Each line of the data below containing "text" needs to be listed.

▸ INFORMATION:
/---

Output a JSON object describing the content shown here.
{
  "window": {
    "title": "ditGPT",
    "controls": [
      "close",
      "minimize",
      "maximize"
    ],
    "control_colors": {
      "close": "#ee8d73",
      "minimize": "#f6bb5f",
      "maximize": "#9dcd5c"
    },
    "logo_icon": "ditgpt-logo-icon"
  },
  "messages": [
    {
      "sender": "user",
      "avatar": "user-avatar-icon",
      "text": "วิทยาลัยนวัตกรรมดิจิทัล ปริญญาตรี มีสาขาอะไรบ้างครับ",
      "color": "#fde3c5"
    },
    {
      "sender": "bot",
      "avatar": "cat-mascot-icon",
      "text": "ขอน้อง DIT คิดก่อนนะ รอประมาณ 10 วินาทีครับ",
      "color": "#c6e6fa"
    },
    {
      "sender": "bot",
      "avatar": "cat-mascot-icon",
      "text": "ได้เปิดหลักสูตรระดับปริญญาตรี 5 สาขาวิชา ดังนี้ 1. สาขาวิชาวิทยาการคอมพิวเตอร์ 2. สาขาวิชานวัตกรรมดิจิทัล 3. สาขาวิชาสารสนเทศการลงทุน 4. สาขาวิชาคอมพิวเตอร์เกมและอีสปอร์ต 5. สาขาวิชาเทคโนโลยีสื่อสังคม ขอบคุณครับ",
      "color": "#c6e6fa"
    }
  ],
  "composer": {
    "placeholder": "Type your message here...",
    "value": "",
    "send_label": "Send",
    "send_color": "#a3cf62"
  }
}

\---
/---

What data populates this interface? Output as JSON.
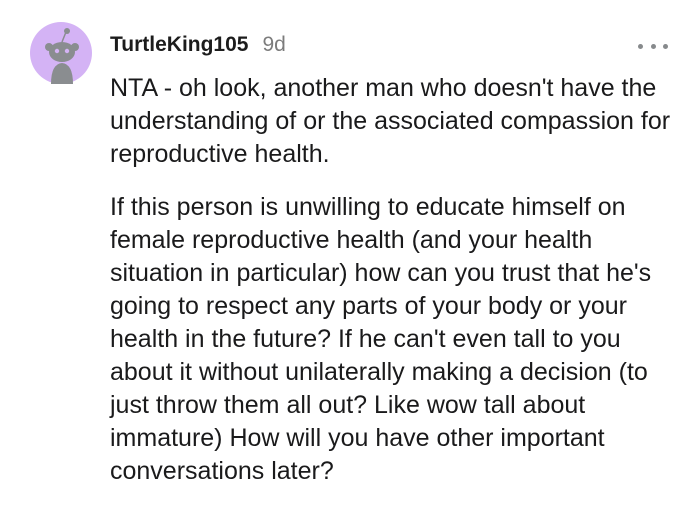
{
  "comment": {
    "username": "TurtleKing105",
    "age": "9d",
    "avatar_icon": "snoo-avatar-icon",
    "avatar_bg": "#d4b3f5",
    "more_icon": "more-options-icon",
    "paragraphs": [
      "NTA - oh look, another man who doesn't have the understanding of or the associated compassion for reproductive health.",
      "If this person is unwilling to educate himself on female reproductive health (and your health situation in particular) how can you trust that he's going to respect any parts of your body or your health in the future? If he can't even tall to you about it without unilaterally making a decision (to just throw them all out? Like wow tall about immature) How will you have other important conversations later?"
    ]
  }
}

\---

▸ EXERCISE RESPONSE:
      "text": "วิทยาลัยนวัตกรรมดิจิทัล ปริญญาตรี มีสาขาอะไรบ้างครับ",
      "text": "ขอน้อง DIT คิดก่อนนะ รอประมาณ 10 วินาทีครับ",
      "text": "ได้เปิดหลักสูตรระดับปริญญาตรี 5 สาขาวิชา ดังนี้ 1. สาขาวิชาวิทยาการคอมพิวเตอร์ 2. สาขาวิชานวัตกรรมดิจิทัล 3. สาขาวิชาสารสนเทศการลงทุน 4. สาขาวิชาคอมพิวเตอร์เกมและอีสปอร์ต 5. สาขาวิชาเทคโนโลยีสื่อสังคม ขอบคุณครับ",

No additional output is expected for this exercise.